DD: Do you believe that lawyers need endurance qualities?
DS: I will give you a real example. I went through a divorce about a year ago. I remember talking to my attorney and I asked her how long it would take to meet with the arbitrator. It was really ironic. She said it could be a "long day," but I didn’t know what that really meant. Previously, I’d asked her if she was keeping up her exercise and she said, "Oh yes, I have to, to do this." The arbitration turned out to be a 13-hour day. At the end, when we were both delirious, I said: "Why, that took a phenomenal amount of mental clarity and endurance. I think we are fortunate that we were actually exercising before when we went into this day." She said: "Yeah! Hallelujah!"
DD: In closing, as a six-time Ironman champion, what is your favorite law and why?

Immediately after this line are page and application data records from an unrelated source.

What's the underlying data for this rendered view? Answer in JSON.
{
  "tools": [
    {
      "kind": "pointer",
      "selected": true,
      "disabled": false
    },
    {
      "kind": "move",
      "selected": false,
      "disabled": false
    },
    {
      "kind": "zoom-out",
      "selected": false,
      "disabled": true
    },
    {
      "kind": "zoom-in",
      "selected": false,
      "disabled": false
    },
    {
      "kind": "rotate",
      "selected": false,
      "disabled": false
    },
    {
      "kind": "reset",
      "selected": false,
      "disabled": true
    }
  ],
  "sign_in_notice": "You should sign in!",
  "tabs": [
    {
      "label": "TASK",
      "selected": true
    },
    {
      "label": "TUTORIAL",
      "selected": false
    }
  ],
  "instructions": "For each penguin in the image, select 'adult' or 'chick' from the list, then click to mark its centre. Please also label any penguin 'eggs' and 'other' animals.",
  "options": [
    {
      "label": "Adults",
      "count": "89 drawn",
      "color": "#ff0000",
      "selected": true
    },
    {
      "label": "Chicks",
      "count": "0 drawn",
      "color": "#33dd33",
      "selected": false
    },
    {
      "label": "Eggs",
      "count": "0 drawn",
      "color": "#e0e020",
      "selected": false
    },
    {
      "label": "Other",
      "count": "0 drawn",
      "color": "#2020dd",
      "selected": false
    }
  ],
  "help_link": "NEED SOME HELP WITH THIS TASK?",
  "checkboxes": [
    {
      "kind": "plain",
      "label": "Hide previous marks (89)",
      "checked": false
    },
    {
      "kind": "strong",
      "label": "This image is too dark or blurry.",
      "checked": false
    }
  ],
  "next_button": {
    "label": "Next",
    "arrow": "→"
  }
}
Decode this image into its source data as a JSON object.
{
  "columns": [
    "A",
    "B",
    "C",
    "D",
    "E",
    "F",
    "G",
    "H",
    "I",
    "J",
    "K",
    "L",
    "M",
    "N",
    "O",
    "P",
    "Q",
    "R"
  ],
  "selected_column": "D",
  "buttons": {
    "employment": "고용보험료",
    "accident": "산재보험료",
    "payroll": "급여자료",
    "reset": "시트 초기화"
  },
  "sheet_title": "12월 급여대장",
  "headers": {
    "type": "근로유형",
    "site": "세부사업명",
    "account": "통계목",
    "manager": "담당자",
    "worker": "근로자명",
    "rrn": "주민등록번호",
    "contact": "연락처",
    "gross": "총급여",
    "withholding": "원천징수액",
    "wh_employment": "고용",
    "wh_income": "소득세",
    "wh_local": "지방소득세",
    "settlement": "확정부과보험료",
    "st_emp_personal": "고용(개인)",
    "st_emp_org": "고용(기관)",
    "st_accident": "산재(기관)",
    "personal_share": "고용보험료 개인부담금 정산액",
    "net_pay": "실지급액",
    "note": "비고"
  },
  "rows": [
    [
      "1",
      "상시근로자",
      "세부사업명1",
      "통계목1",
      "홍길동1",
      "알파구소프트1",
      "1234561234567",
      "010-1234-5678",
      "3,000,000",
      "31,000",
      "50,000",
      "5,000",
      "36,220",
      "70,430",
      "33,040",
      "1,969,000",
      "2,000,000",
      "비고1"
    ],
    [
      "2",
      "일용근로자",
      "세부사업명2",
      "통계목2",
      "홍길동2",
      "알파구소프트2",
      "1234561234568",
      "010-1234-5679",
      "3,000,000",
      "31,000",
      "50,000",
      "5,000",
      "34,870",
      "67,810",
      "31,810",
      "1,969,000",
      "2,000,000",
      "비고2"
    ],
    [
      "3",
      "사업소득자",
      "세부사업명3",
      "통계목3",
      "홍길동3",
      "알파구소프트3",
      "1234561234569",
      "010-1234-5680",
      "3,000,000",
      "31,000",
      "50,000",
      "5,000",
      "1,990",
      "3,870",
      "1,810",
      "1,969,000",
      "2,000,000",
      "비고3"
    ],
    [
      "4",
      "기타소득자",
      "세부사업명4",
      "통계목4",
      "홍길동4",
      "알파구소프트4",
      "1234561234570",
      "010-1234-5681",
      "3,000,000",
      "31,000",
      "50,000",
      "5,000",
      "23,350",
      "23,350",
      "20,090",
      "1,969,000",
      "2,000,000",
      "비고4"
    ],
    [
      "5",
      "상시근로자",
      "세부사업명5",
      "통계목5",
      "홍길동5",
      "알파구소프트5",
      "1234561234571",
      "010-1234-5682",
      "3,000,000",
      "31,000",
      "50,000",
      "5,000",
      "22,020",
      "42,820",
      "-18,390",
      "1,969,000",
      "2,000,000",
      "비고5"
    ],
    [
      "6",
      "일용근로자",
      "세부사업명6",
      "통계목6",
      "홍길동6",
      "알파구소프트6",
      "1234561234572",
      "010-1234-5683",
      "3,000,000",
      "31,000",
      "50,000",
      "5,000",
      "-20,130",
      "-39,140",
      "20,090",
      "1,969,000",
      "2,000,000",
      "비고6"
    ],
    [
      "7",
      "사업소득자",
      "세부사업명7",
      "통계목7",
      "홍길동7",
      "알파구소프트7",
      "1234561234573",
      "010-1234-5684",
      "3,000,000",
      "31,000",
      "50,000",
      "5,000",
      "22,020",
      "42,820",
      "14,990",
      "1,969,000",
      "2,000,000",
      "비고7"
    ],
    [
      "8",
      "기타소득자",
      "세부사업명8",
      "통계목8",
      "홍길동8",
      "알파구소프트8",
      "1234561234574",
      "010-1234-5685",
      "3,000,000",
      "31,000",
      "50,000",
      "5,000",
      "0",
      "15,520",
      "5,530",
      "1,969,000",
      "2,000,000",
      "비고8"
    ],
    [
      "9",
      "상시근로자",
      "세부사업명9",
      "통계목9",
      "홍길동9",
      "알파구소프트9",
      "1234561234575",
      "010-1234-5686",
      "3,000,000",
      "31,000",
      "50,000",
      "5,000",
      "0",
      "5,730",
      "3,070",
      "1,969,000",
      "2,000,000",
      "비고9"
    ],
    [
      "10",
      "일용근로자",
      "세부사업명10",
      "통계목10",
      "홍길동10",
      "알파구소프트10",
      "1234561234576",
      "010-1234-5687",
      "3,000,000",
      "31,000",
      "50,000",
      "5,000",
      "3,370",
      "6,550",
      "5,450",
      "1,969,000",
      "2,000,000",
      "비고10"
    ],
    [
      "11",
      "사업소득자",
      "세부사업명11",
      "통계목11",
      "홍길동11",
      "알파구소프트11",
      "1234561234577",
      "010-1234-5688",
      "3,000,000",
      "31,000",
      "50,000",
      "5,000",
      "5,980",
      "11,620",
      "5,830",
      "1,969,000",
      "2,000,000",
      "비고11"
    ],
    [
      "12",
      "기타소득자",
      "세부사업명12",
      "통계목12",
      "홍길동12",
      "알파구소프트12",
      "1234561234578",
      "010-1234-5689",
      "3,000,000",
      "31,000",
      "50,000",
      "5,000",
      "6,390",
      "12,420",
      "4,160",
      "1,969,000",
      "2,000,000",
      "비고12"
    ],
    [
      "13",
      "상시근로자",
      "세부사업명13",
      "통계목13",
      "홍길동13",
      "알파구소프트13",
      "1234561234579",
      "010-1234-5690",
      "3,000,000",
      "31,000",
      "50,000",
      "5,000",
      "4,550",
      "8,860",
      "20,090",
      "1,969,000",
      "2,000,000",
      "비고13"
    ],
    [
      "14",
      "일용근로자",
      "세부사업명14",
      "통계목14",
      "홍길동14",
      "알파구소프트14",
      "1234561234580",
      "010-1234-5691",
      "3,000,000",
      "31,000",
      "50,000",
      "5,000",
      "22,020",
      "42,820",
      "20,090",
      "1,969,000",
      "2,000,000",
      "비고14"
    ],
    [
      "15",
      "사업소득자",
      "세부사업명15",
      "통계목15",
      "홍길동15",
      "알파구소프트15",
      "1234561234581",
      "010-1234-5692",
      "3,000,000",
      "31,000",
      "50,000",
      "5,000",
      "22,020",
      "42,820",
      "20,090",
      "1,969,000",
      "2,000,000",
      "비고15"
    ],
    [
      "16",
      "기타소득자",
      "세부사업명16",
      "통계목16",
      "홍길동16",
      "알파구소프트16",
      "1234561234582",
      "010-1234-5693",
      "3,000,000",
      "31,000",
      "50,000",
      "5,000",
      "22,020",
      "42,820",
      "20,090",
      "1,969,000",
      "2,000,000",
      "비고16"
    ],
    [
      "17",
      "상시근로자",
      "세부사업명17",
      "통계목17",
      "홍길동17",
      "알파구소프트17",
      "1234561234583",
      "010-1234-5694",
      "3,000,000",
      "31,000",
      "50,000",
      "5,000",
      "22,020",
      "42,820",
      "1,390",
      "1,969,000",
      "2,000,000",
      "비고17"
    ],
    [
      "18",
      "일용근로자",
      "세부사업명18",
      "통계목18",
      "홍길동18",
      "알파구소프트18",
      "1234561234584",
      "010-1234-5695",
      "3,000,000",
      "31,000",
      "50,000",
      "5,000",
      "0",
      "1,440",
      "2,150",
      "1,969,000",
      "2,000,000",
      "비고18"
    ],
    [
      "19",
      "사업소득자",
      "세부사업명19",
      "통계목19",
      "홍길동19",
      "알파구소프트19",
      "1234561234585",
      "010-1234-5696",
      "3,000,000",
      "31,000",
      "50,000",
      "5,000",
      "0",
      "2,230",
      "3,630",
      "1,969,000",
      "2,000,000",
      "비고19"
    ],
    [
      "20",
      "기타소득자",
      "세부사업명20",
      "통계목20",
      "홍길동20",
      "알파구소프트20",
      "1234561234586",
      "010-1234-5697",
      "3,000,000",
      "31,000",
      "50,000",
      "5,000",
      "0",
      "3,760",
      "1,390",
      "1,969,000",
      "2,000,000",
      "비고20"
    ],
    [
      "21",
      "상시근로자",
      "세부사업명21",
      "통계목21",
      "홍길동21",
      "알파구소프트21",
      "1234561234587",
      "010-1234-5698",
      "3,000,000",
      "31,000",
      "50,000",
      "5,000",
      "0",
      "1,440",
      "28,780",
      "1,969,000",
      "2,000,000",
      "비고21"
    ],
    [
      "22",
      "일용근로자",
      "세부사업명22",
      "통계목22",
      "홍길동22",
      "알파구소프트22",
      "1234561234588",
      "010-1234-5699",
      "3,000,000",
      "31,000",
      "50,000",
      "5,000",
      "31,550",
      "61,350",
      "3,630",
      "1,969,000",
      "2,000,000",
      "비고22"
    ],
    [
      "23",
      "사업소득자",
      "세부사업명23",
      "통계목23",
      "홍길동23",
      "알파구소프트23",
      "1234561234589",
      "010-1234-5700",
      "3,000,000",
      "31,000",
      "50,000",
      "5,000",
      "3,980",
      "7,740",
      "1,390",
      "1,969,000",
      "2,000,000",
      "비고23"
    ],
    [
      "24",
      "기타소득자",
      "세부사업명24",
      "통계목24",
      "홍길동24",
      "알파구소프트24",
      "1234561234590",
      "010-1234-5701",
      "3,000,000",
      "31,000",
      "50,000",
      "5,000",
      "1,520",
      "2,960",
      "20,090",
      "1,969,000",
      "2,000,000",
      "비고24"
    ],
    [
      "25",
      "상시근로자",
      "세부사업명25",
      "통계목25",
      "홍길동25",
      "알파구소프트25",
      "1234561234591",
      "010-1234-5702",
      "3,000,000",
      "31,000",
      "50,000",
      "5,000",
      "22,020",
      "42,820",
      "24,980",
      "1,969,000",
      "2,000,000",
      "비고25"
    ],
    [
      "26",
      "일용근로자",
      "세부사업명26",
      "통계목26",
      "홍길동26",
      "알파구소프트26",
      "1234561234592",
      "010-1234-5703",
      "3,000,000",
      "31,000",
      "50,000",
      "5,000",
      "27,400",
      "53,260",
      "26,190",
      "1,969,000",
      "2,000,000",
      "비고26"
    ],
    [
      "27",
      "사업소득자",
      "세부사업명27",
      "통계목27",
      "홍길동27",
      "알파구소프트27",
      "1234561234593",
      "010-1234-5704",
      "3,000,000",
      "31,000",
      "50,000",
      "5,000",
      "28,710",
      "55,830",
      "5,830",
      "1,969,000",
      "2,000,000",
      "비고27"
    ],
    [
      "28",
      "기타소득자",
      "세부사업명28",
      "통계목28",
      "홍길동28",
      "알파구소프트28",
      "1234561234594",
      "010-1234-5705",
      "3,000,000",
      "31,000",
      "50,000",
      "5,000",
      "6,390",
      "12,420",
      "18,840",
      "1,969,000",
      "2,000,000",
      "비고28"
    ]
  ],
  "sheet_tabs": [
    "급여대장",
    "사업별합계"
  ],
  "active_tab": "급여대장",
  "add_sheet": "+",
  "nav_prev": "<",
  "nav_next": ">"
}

DS: Good question. I am very familiar with lawyers, having worked with them for contracts and through my divorce. I know that side of it pretty well, but I will talk about the exercise side. I don’t know if I would define it as a law, but I always tell people a few things. If you are beginning a program, be consistent with it, be tenacious with it, and never give up, because ultimately you will feel much healthier for doing it. I tell people this rule or "soft law": people — even world-class athletes — should exercise to be healthy. Not to go faster in this race, but to be healthy.
Author’s Note: As with all exercise plans, consult your doctor first.